**Problem details:** Give the tally of lines in the listing that include "蛛网瞄准". No other words belong in the answer.

**Task input:**
+===+

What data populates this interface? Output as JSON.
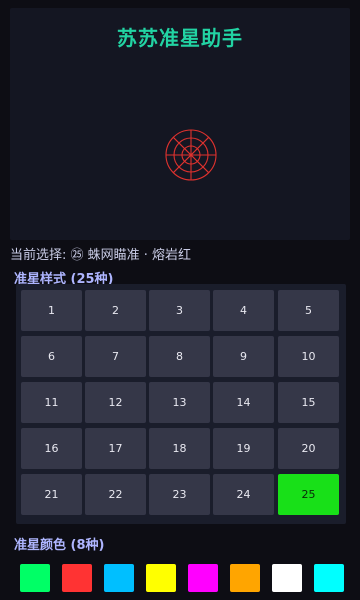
{
  "app": {
    "title": "苏苏准星助手"
  },
  "status": {
    "current_selection": "当前选择: ㉕ 蛛网瞄准 · 熔岩红"
  },
  "styles_section": {
    "title": "准星样式 (25种)",
    "items": [
      "1",
      "2",
      "3",
      "4",
      "5",
      "6",
      "7",
      "8",
      "9",
      "10",
      "11",
      "12",
      "13",
      "14",
      "15",
      "16",
      "17",
      "18",
      "19",
      "20",
      "21",
      "22",
      "23",
      "24",
      "25"
    ],
    "selected_index": 24,
    "selected_color": "#18e018"
  },
  "colors_section": {
    "title": "准星颜色 (8种)",
    "swatches": [
      "#00ff66",
      "#ff3333",
      "#00bfff",
      "#ffff00",
      "#ff00ff",
      "#ffa500",
      "#ffffff",
      "#00ffff"
    ]
  },
  "crosshair": {
    "name": "蛛网瞄准",
    "color_name": "熔岩红",
    "color": "#e0322e",
    "icon": "spiderweb-crosshair-icon"
  }
}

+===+

**Output:** 2